— Your objective —
Reproduce the whole of the data exactly.

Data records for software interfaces
---

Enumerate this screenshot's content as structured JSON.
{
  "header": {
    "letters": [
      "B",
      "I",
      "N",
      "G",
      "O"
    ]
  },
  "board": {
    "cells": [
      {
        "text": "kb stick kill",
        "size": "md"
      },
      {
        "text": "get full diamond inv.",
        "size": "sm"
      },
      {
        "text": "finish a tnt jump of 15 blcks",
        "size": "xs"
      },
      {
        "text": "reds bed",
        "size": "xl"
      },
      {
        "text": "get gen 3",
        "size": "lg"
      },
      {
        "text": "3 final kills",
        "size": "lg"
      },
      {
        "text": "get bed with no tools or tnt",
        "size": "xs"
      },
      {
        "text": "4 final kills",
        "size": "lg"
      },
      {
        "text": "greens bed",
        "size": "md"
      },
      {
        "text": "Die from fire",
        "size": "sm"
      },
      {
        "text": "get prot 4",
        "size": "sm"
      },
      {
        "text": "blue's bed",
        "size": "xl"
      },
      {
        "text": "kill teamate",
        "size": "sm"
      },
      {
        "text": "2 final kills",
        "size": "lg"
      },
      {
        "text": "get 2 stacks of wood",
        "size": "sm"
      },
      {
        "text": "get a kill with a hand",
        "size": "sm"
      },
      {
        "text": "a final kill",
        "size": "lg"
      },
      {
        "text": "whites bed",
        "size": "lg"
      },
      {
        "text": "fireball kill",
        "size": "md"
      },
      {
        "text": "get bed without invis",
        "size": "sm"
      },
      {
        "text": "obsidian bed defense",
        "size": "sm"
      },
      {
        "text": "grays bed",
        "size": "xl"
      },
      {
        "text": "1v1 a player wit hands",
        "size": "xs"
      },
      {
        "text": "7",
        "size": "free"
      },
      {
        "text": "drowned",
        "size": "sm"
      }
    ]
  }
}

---

— Expected answer —
Enumerate this screenshot's content as structured JSON.
{
  "header": {
    "letters": [
      "B",
      "I",
      "N",
      "G",
      "O"
    ]
  },
  "board": {
    "cells": [
      {
        "text": "kb stick kill",
        "size": "md"
      },
      {
        "text": "get full diamond inv.",
        "size": "sm"
      },
      {
        "text": "finish a tnt jump of 15 blcks",
        "size": "xs"
      },
      {
        "text": "reds bed",
        "size": "xl"
      },
      {
        "text": "get gen 3",
        "size": "lg"
      },
      {
        "text": "3 final kills",
        "size": "lg"
      },
      {
        "text": "get bed with no tools or tnt",
        "size": "xs"
      },
      {
        "text": "4 final kills",
        "size": "lg"
      },
      {
        "text": "greens bed",
        "size": "md"
      },
      {
        "text": "Die from fire",
        "size": "sm"
      },
      {
        "text": "get prot 4",
        "size": "sm"
      },
      {
        "text": "blue's bed",
        "size": "xl"
      },
      {
        "text": "kill teamate",
        "size": "sm"
      },
      {
        "text": "2 final kills",
        "size": "lg"
      },
      {
        "text": "get 2 stacks of wood",
        "size": "sm"
      },
      {
        "text": "get a kill with a hand",
        "size": "sm"
      },
      {
        "text": "a final kill",
        "size": "lg"
      },
      {
        "text": "whites bed",
        "size": "lg"
      },
      {
        "text": "fireball kill",
        "size": "md"
      },
      {
        "text": "get bed without invis",
        "size": "sm"
      },
      {
        "text": "obsidian bed defense",
        "size": "sm"
      },
      {
        "text": "grays bed",
        "size": "xl"
      },
      {
        "text": "1v1 a player wit hands",
        "size": "xs"
      },
      {
        "text": "7",
        "size": "free"
      },
      {
        "text": "drowned",
        "size": "sm"
      }
    ]
  }
}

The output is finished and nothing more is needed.